### The task
Reproduce the listing below exactly, minus its pictures.

### Task inputs
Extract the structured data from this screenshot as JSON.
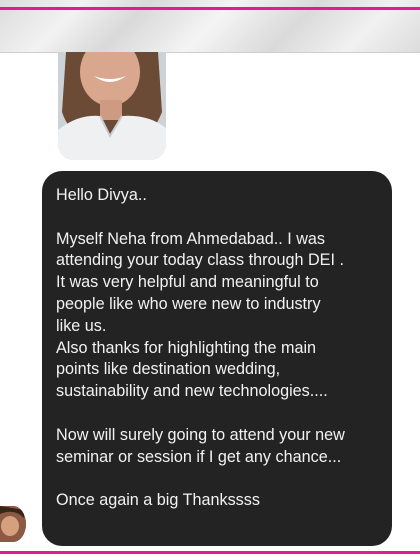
{
  "conversation": {
    "message": {
      "lines": [
        "Hello Divya..",
        "",
        "Myself Neha from Ahmedabad.. I was",
        "attending your today class through DEI .",
        "It was very helpful and meaningful to",
        "people like who were new to industry",
        "like us.",
        "Also thanks for highlighting the main",
        "points like destination wedding,",
        "sustainability and new technologies....",
        "",
        "Now will surely going to attend your new",
        "seminar or session if I get any chance...",
        "",
        "Once again a big Thankssss"
      ]
    }
  },
  "colors": {
    "accent": "#e01d8a",
    "bubble": "#232323",
    "text": "#f2f2f2"
  }
}
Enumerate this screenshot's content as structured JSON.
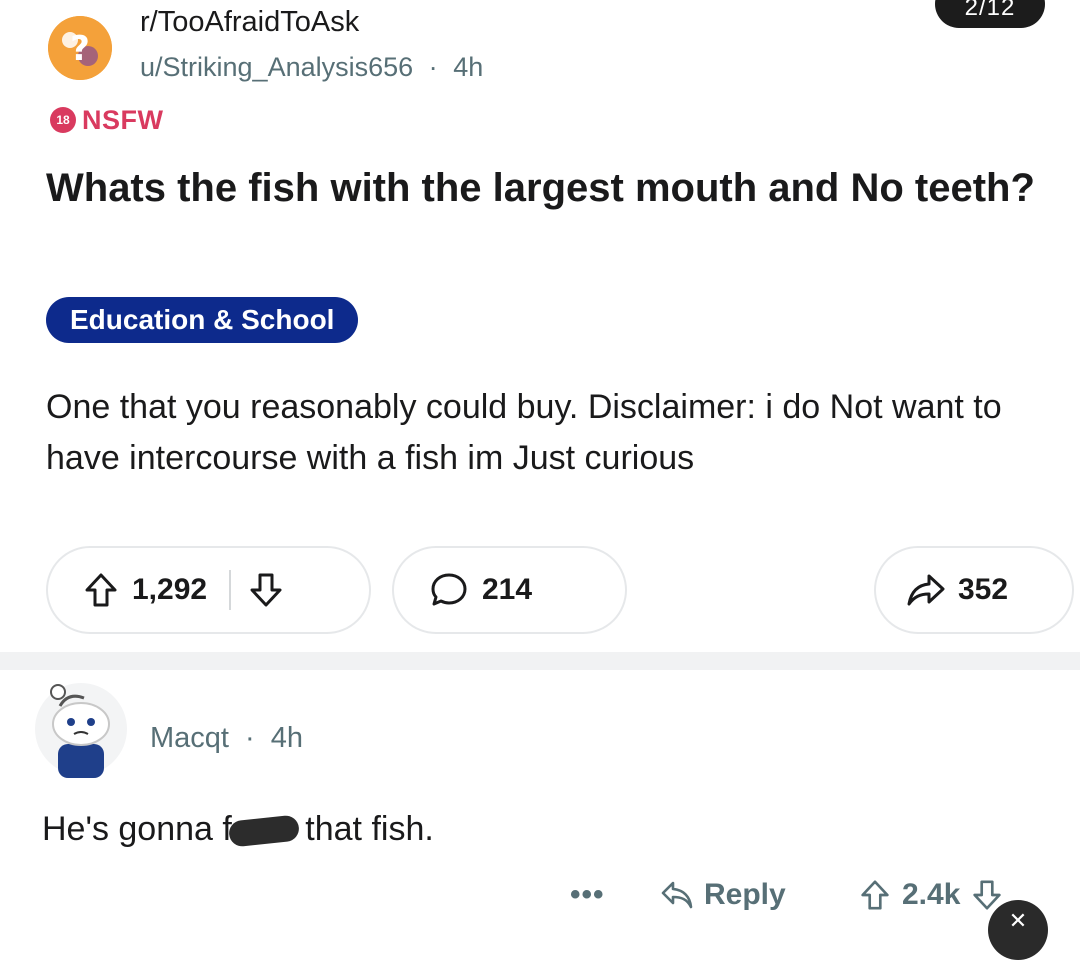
{
  "overlay": {
    "page_counter": "2/12"
  },
  "post": {
    "subreddit": "r/TooAfraidToAsk",
    "author": "u/Striking_Analysis656",
    "separator": "·",
    "age": "4h",
    "nsfw_badge": "18",
    "nsfw_label": "NSFW",
    "title": "Whats the fish with the largest mouth and No teeth?",
    "flair": "Education & School",
    "body": "One that you reasonably could buy. Disclaimer: i do Not want to have intercourse with a fish im Just curious",
    "upvotes": "1,292",
    "comments": "214",
    "shares": "352"
  },
  "comment": {
    "username": "Macqt",
    "separator": "·",
    "age": "4h",
    "text_before": "He's gonna f",
    "text_after": " that fish.",
    "more_label": "•••",
    "reply_label": "Reply",
    "votes": "2.4k"
  },
  "colors": {
    "nsfw": "#d93a5f",
    "flair_bg": "#0d2a8c",
    "meta_text": "#576f76",
    "subreddit_icon": "#f4a13a"
  },
  "icons": {
    "upvote": "upvote-arrow-icon",
    "downvote": "downvote-arrow-icon",
    "comment": "speech-bubble-icon",
    "share": "share-arrow-icon",
    "reply": "reply-arrow-icon",
    "close": "close-icon"
  }
}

### Task result
Extract the structured data from this screenshot as JSON.
{
  "conversation": {
    "message": {
      "lines": [
        "Hello Divya..",
        "",
        "Myself Neha from Ahmedabad.. I was",
        "attending your today class through DEI .",
        "It was very helpful and meaningful to",
        "people like who were new to industry",
        "like us.",
        "Also thanks for highlighting the main",
        "points like destination wedding,",
        "sustainability and new technologies....",
        "",
        "Now will surely going to attend your new",
        "seminar or session if I get any chance...",
        "",
        "Once again a big Thankssss"
      ]
    }
  },
  "colors": {
    "accent": "#e01d8a",
    "bubble": "#232323",
    "text": "#f2f2f2"
  }
}
Enumerate this screenshot's content as structured JSON.
{
  "overlay": {
    "page_counter": "2/12"
  },
  "post": {
    "subreddit": "r/TooAfraidToAsk",
    "author": "u/Striking_Analysis656",
    "separator": "·",
    "age": "4h",
    "nsfw_badge": "18",
    "nsfw_label": "NSFW",
    "title": "Whats the fish with the largest mouth and No teeth?",
    "flair": "Education & School",
    "body": "One that you reasonably could buy. Disclaimer: i do Not want to have intercourse with a fish im Just curious",
    "upvotes": "1,292",
    "comments": "214",
    "shares": "352"
  },
  "comment": {
    "username": "Macqt",
    "separator": "·",
    "age": "4h",
    "text_before": "He's gonna f",
    "text_after": " that fish.",
    "more_label": "•••",
    "reply_label": "Reply",
    "votes": "2.4k"
  },
  "colors": {
    "nsfw": "#d93a5f",
    "flair_bg": "#0d2a8c",
    "meta_text": "#576f76",
    "subreddit_icon": "#f4a13a"
  },
  "icons": {
    "upvote": "upvote-arrow-icon",
    "downvote": "downvote-arrow-icon",
    "comment": "speech-bubble-icon",
    "share": "share-arrow-icon",
    "reply": "reply-arrow-icon",
    "close": "close-icon"
  }
}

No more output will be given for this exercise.